The crowd on City Hall’s steps represented a mix of perspectives on Vision Zero. City council members spoke about the traffic crashes that occured in their districts, and emphasized the importance of redesigning city streets. Parents of children killed in car accidents donned veils of mourning and shared their personal stories as reason for change. Working bike messengers passed in and out of the rally to add photographs of loved ones to the altar on the steps before continuing on their routes.
Council Member Ydanis Rodriguez of District 10, who serves as Chair of the city’s Committee on Transportation, explained that activists had asked the City Council to sign a new Vision Zero bill, called the Vision Zero Street Design Standard.
According to the New York City Council website, the bill would require the Department of Transportation “to develop a checklist of street design elements that enhance safety that the department shall consider for arterial street design projects” and publish the checklist and affected projects to its website.

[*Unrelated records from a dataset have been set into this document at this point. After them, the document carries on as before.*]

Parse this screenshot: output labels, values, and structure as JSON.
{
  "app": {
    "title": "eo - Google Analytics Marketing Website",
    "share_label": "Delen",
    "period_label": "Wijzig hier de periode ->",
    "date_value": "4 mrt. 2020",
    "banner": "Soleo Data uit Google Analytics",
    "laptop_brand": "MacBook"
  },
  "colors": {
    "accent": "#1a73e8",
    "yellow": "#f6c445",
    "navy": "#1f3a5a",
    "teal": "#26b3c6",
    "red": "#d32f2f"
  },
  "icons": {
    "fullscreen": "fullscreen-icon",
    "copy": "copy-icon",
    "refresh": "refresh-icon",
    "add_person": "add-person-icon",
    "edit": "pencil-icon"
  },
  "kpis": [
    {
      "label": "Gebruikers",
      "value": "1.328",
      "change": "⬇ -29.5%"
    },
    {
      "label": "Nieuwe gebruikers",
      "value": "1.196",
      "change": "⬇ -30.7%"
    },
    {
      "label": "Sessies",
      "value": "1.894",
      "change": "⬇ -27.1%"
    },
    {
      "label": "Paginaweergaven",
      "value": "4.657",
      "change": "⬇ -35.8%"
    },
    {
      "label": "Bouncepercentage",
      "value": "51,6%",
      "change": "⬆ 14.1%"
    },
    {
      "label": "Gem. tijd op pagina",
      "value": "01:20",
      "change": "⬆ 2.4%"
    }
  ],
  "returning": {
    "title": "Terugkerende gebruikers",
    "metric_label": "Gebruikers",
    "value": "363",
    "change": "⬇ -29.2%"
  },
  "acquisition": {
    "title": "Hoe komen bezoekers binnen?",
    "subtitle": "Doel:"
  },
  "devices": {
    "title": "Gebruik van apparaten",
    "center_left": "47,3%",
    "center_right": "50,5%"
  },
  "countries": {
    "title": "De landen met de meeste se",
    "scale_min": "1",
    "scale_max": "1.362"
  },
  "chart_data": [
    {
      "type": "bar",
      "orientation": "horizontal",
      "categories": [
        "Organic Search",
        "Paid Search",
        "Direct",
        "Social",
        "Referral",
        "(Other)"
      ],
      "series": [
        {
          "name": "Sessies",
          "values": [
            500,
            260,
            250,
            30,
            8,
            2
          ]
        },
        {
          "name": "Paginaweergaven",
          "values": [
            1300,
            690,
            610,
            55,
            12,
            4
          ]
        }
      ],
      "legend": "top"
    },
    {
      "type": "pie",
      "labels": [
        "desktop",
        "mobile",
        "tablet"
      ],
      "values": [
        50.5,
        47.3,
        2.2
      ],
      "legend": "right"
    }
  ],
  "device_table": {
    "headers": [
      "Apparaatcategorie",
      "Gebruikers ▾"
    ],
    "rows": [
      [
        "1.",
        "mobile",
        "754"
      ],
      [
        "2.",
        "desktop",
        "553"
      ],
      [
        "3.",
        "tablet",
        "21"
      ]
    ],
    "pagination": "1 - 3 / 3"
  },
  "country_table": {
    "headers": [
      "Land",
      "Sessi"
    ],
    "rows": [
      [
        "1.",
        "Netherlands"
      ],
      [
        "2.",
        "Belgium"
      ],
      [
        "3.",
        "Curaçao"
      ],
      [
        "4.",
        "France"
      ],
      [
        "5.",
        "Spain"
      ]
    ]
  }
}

Those street design elements include protected bike lanes, pedestrian islands, wide sidewalks, and signal retiming. The bill, which has Transportation Alternatives’ support, is intended to speed up initiatives already begun by the mayor’s Vision Zero Plan.
As the rally concluded, the crowd chanted “Enough is enough” and shouted for the mayor and City Hall to better implement Vision Zero. In the final moments of the assembly, Council Member Rodriguez announced that rally organizers had just learned that the Vision Zero Street Design Standard bill will be voted on by the end of this month. Activists continued to lay photographs and flowers on City Hall’s steps, with the understanding that a promise to vote did not signal the total success of Vision Zero. Nevertheless, there was a cheer from the crowd at the announcement that change might be speeding up again.